Re: What is Intelligence?

Robin Hanson (
Fri, 11 Oct 96 12:32:13 PDT

Dan Clemmensen writes:
>My favorite scenario is the use of a modern video interface and
>effective software that lets a human make decisions
>at a very high rate based on information presented by the computer.
>the human's input would affect the computer's output to the human.
.the human's decision rate can be very high in such a scenario, even with
>fairly restricted human-to-computer commnications: watch a kid playing a
>flight-simulation game to see what I mean. The I/O hardware is alrady in
>place: what's missing is the software.

There are lots of contexts where this already happens, including
playing war games, financial trading, and web surfing. High decision
rates don't imply fast economic growth.

>The "SI Dream" scenario is a researcher (probably a grad student at
>MIT, drinking Jolt cola at 2AM and programming when he should be
>studying for an English exam.) The researcher is attempting to enhance
>a decision-support system by interfacing it to a knowledge base and to
>a graphical information-presentation system. ... his first trial run
>is an attempt to optimize his prototype. He succeeds, and installs the
>next version. With this version, he optimizes the operating system ...
>Then, he grabs all the workstations in the dorm, via the net, and
>oprimizes them. ... then all computers on the campus, and then the
>web. ... By the end of the trading day, he owns a controlling
>interest in a nice collection of companies on the NYSE.

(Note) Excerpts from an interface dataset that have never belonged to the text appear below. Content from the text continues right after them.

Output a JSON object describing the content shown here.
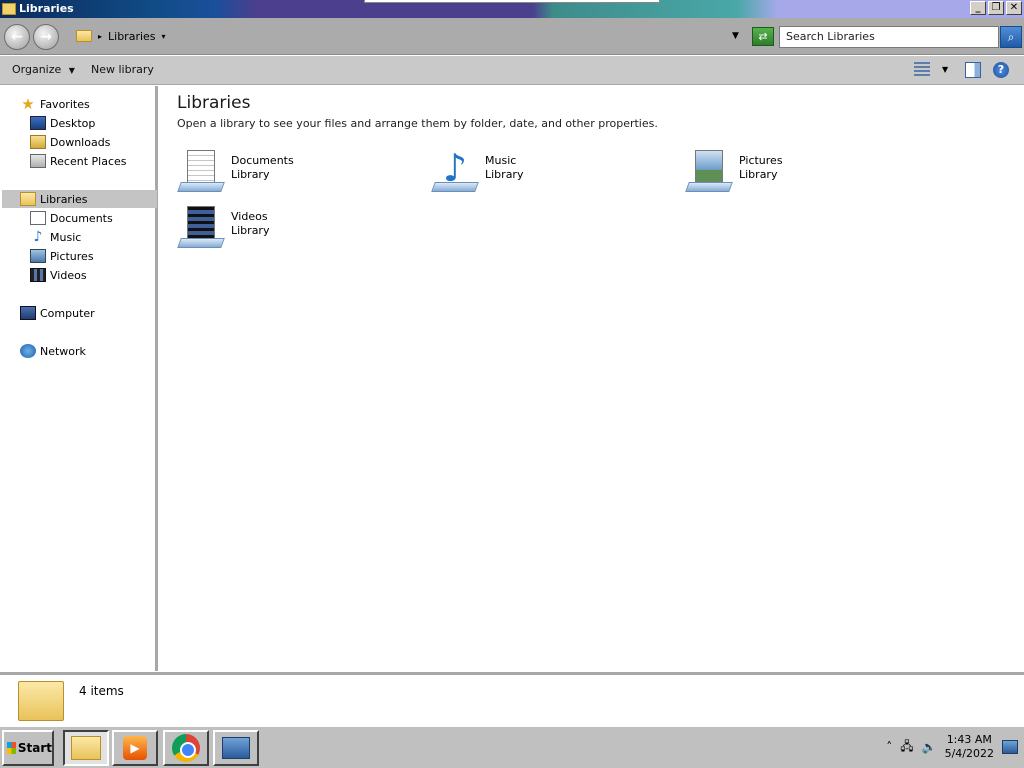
{
  "window": {
    "title": "Libraries",
    "minimize": "_",
    "maximize": "❐",
    "close": "✕"
  },
  "address": {
    "path": "Libraries",
    "search_placeholder": "Search Libraries"
  },
  "toolbar": {
    "organize": "Organize",
    "new_library": "New library"
  },
  "nav": {
    "favorites": "Favorites",
    "desktop": "Desktop",
    "downloads": "Downloads",
    "recent": "Recent Places",
    "libraries": "Libraries",
    "documents": "Documents",
    "music": "Music",
    "pictures": "Pictures",
    "videos": "Videos",
    "computer": "Computer",
    "network": "Network"
  },
  "main": {
    "title": "Libraries",
    "subtitle": "Open a library to see your files and arrange them by folder, date, and other properties.",
    "libraries": [
      {
        "name": "Documents",
        "type": "Library",
        "icon": "documents-library-icon"
      },
      {
        "name": "Music",
        "type": "Library",
        "icon": "music-library-icon"
      },
      {
        "name": "Pictures",
        "type": "Library",
        "icon": "pictures-library-icon"
      },
      {
        "name": "Videos",
        "type": "Library",
        "icon": "videos-library-icon"
      }
    ]
  },
  "status": {
    "count": "4 items"
  },
  "taskbar": {
    "start": "Start",
    "time": "1:43 AM",
    "date": "5/4/2022"
  }
}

I can't say this is impossible, but it really is very unrealistic.
We have had half a century of experience with computers, and no
similar takeoff has occured, or anything close. We have had feedback,
lots of it, but growth rates have been relatively steady. I think you
need a good story about why your scenario hasn't yet happened to make
it at all plausible.

Robin D. Hanson